Accounting for 10% of all attacks, these are automated attacks trying to penetrate an organization’s defenses by simply running as many name/password combinations as they can.

What does the data mean?

Cyberattackers target companies and IT security teams when they are likely to be under-resourced. This could be on weekends, overnight, or during a holiday season, such as the summer.

This is reflected in the XDR data, which clearly shows that despite an overall reduction in threat volume, a significantly greater proportion of threats detected during the summer months were at the higher-risk end of the scale.

This is worth bearing in mind as we head into another holiday season.

Barracuda recommends that IT security teams reinforce essential security measures, such as:

  1. Enabling multifactor authentication (MFA) across all applications and systems
  2. Ensuring all critical systems are backed up
  3. Implementing a robust security solution that includes email protection and Endpoint Detection and Response (EDR)
  4. Visibility across the whole IT Infrastructure
  5. A round-the-clock (24×7) Security Operations Center (SOC) to monitor, detect, and respond to cyberthreats — either in-house or via a trusted service provider.

The findings are based on detection data from Barracuda XDR, an extended visibility, detection, and response (XDR) platform, backed by a 24×7 Security Operations Center (SOC) that provides customers with round-the-clock human and AI-led threat detection, analysis, incident response, and mitigation services. For more information, visit our website.


Posted by Adam Khan

Adam Khan is the VP, Global Security Operations at Barracuda MSP. He currently leads a Global Security Team which consist of highly skilled Blue, Purple, and Red Team members. He previously worked over 20 years for companies such as Priceline.com, BarnesandNoble.com, and Scholastic. Adam's experience is focused on application/infrastructure automation and security. He is passionate about protecting SMBs from cyberattacks, which is the heart of American innovation.

6 Comments

  1. Love this meaningful data that can be shared with customers and prospects to emphasize the need for cyber vigilance ALL of the time.

    Reply

  2. Can’t IT staff just take some time off and not need to worry about this 24 x 7?

    Great article

    Reply

  3. As we head into this busy time of year, it is important to remember that the bad guys never rest

    Reply

  4. Very insightful article.
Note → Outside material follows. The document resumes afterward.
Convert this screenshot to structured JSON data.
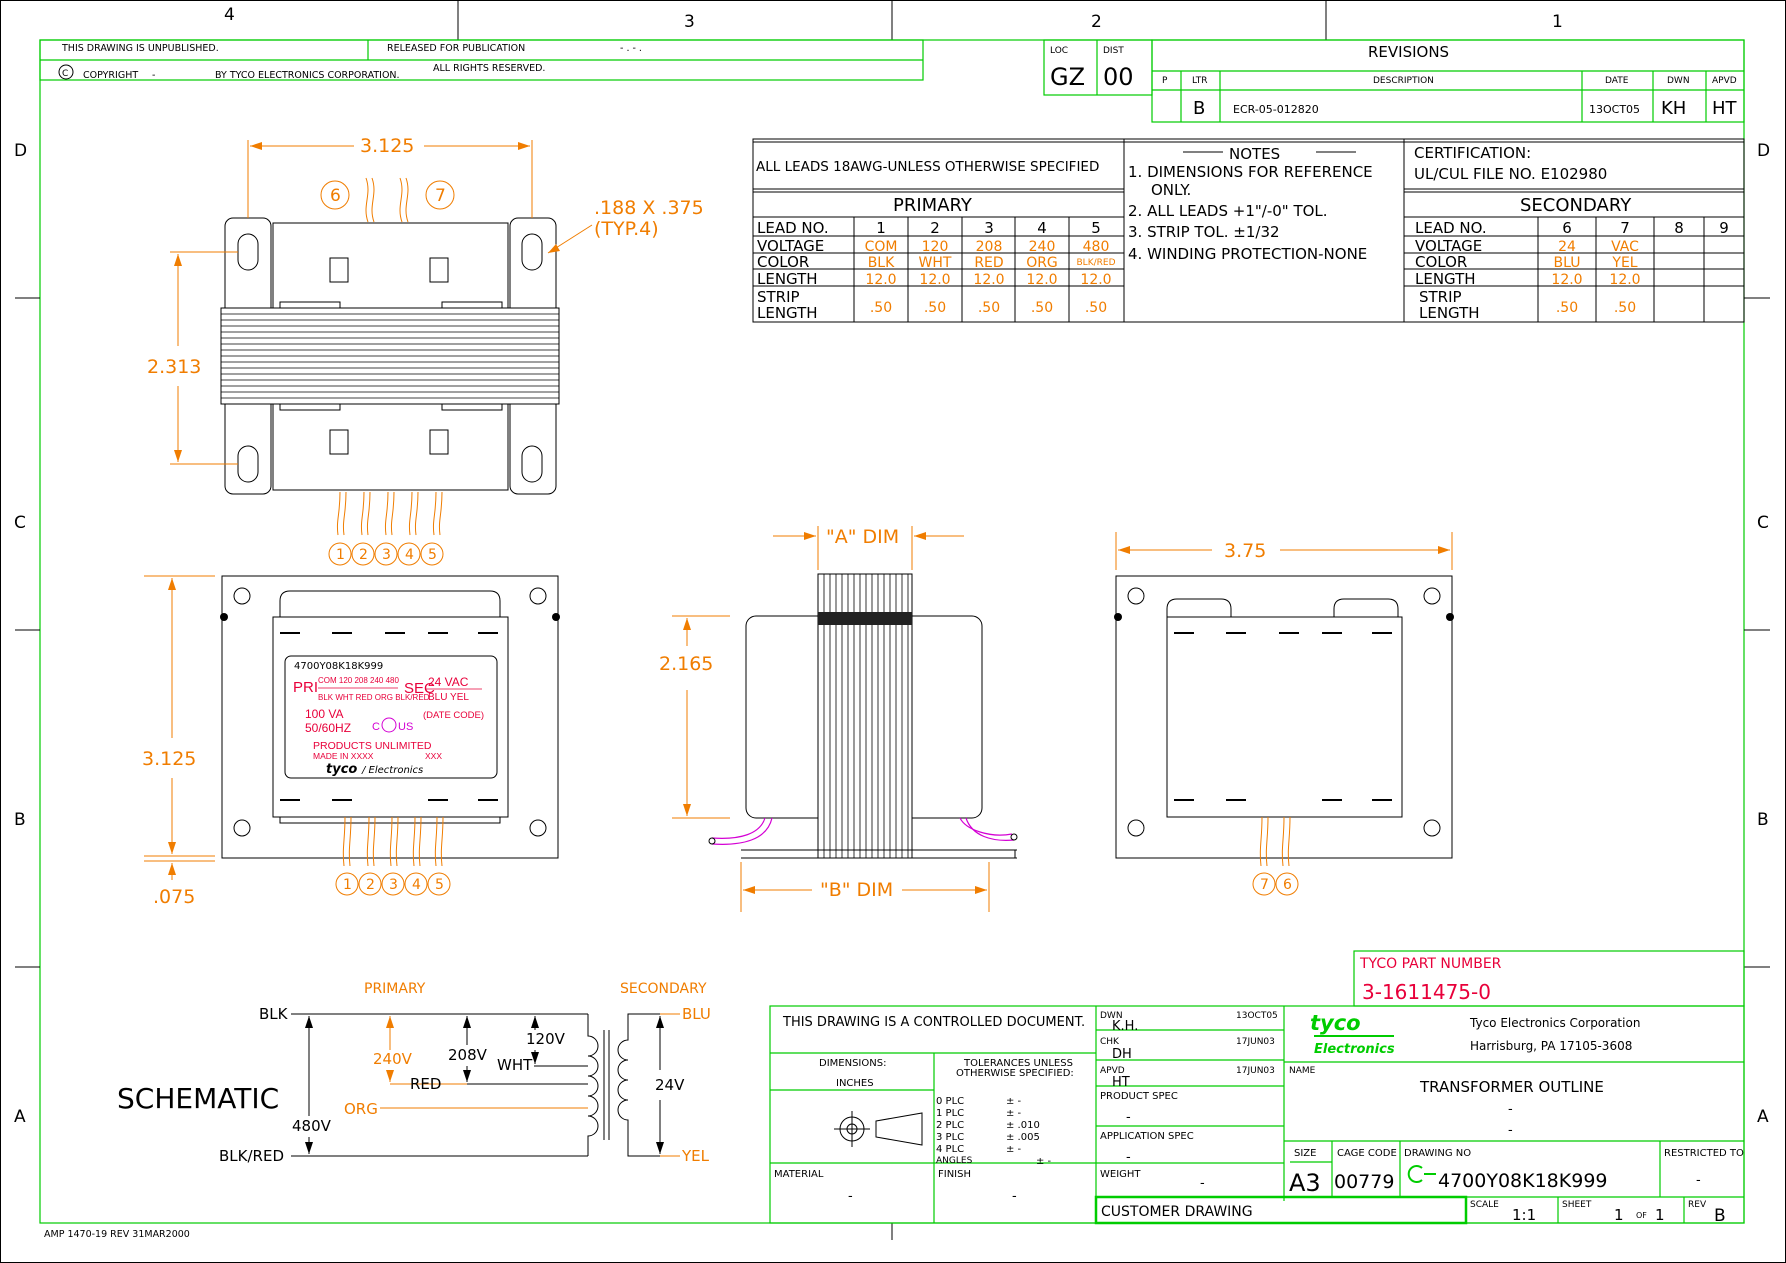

Interesting to see the trends for that period.

    Reply

  5. Great data, and a good reminder that we all need to be more prudent with these threats during the summer months.

    Reply

  6. great info, and reminder that everyone will busy ramping up to for the holidays and not to let things slide.

    Reply

Leave a reply

Your email address will not be published.